Teda and Daza
The Toubou are subdivided in two separate people, the Teda and Daza. They are believed to share a common origin, but speak now two distinct if clearly associated languages, Tedaga (Téda Toubou) and Dazaga (Daza Toubou), both Nilo-Saharan languages. Of the two, the Daza are the most numerous, being 312,000 persons, while the Teda are only 42,000.
The Daza live primarily in the Sahara regions of south-eastern Niger and north and central Chad. They consider themselves a warrior people, and are almost entirely Muslim. The increasing desertification of Africa has resulted in a reduction of their traditionally nomadic, herding lifestyle. Much of the political class of Chad are drawn from Daza. There are more than a dozen subgroups of Daza: the Kreda of Bahr el Ghazal are the largest; next in importance are the Daza of Kanem Prefecture.
The Teda live mostly in northern Chad, but are also present in Libya, Niger and Nigeria. They are Muslims.
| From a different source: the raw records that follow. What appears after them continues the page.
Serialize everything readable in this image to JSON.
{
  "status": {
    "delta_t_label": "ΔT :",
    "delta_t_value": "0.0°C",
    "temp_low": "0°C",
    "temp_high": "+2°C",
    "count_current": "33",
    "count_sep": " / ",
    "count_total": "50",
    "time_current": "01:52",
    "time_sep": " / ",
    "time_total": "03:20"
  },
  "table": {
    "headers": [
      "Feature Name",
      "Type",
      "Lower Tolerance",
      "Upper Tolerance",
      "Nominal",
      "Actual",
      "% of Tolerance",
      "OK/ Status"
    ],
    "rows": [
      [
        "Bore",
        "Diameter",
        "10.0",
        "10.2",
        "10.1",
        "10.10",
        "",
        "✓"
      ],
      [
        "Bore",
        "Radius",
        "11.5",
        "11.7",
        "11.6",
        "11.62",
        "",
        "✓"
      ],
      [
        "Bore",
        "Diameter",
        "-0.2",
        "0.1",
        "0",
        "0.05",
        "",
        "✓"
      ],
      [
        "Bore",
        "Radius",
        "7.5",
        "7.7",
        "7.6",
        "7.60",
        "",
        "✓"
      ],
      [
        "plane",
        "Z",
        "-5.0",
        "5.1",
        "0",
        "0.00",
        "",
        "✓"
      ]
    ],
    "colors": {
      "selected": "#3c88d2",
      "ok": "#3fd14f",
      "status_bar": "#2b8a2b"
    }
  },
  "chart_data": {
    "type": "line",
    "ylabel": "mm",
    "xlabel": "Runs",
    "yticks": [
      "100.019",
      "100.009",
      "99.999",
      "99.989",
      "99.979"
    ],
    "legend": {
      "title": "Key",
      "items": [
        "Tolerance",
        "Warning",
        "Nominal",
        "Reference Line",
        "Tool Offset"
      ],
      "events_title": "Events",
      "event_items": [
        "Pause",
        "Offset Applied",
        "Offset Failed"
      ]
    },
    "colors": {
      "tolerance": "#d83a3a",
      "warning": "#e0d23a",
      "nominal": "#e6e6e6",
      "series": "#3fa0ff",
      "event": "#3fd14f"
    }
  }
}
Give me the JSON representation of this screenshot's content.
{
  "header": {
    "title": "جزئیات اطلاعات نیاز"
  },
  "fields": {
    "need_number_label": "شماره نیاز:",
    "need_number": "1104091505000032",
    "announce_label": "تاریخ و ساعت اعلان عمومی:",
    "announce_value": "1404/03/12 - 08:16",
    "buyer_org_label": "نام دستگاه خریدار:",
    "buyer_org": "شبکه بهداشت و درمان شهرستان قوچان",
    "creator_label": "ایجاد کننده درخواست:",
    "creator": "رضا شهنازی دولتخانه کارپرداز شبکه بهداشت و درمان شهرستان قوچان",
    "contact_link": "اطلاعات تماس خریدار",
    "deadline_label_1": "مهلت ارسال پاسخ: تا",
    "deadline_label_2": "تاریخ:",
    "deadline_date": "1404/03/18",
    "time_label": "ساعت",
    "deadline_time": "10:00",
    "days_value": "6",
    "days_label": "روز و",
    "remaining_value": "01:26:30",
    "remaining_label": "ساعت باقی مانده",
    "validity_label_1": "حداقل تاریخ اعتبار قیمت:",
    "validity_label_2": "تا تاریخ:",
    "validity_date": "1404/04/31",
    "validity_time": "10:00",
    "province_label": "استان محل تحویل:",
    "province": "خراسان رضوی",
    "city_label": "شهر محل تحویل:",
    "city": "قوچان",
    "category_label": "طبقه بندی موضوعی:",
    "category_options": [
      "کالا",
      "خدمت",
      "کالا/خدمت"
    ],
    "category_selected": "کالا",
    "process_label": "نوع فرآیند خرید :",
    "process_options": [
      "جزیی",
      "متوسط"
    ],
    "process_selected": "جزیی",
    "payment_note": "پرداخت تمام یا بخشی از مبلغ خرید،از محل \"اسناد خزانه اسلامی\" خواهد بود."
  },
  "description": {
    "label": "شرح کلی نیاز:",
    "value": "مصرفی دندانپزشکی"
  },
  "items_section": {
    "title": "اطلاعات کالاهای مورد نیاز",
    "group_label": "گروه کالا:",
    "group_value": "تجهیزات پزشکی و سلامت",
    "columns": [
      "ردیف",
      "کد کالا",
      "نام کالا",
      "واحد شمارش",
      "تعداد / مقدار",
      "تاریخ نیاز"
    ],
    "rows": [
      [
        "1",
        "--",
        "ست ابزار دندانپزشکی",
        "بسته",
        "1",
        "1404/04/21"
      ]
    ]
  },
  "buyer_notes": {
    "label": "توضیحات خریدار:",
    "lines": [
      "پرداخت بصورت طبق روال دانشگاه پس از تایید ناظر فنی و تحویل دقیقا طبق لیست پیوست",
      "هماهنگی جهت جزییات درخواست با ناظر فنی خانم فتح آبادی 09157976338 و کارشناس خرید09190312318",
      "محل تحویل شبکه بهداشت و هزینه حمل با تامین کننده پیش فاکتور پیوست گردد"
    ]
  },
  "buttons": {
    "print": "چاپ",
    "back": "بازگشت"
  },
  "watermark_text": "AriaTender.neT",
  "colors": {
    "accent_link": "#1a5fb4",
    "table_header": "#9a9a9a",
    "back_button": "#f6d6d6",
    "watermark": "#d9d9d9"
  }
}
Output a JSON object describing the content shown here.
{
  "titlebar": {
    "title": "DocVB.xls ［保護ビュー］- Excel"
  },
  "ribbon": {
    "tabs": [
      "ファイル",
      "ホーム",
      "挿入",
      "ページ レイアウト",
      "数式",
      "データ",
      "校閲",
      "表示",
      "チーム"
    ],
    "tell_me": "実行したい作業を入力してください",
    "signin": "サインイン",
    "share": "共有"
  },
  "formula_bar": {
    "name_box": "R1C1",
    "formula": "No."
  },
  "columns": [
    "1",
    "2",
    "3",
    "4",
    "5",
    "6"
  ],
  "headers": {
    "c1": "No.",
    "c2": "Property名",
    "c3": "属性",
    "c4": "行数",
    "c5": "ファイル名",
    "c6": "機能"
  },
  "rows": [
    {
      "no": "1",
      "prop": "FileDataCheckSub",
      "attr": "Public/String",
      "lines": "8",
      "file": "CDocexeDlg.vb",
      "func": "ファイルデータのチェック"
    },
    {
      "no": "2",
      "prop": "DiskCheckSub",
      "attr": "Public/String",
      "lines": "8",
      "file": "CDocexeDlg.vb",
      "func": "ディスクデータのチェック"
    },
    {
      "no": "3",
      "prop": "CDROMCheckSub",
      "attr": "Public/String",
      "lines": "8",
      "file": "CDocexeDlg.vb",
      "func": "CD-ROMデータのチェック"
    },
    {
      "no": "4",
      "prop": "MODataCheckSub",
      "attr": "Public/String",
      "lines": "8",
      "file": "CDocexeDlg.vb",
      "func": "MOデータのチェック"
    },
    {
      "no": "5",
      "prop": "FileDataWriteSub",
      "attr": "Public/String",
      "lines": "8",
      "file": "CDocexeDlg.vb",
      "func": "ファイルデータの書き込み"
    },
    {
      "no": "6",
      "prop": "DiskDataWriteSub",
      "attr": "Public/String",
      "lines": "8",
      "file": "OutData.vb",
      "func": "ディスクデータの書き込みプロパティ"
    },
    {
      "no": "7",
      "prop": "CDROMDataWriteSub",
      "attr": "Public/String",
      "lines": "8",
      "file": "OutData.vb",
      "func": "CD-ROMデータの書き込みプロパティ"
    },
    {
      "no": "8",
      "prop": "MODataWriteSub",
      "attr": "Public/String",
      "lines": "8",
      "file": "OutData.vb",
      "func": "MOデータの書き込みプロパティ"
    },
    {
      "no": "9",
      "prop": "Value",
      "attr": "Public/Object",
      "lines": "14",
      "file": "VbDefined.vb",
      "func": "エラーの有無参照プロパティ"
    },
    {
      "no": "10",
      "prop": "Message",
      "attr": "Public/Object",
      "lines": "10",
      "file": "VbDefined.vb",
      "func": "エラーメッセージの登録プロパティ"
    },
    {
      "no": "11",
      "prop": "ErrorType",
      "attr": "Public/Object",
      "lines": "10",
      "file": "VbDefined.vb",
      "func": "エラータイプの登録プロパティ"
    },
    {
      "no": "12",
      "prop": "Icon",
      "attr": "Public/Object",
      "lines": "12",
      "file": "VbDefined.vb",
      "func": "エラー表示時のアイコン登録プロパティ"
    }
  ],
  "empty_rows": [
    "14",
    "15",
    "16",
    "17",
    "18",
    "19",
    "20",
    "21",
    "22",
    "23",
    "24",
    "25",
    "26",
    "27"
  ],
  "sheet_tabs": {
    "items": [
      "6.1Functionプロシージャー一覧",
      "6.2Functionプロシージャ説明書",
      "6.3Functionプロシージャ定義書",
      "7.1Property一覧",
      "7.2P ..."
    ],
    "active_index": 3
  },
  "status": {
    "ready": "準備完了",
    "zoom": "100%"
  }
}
Among the Teda, there are four regional subgroups, the Teda of Tibesti Subprefecture being the largest.
- MacMichael, Harold: A history of the Arabs in the Sudan and some account of the people who preceded them and of the tribes inhabiting Darfur. 1922.
- Summary prepared by the Office of the High Commissioner for Human Rights in accordance with paragraph 15 (c) of the annex to Human rights Council resolution 5/1: Libyan Arab Jamahiriya
- "Libya rebels report loss of Qatrun". The Daily Star Newspaper - Lebanon. Retrieved 21 November 2014.
- "Libya: Toubou rebels engage in battle against Gaddafi". Retrieved 21 November 2014.
- "Libya's Toubou tribal leader raises separatist bid". Retrieved 21 November 2014.
- "Toubou and Daza: Nomads of the Sahara". Chad: A country study. Federal Research Division of the Library of Congress of the USA (1988). This article incorporates text from this source, which is in the public domain.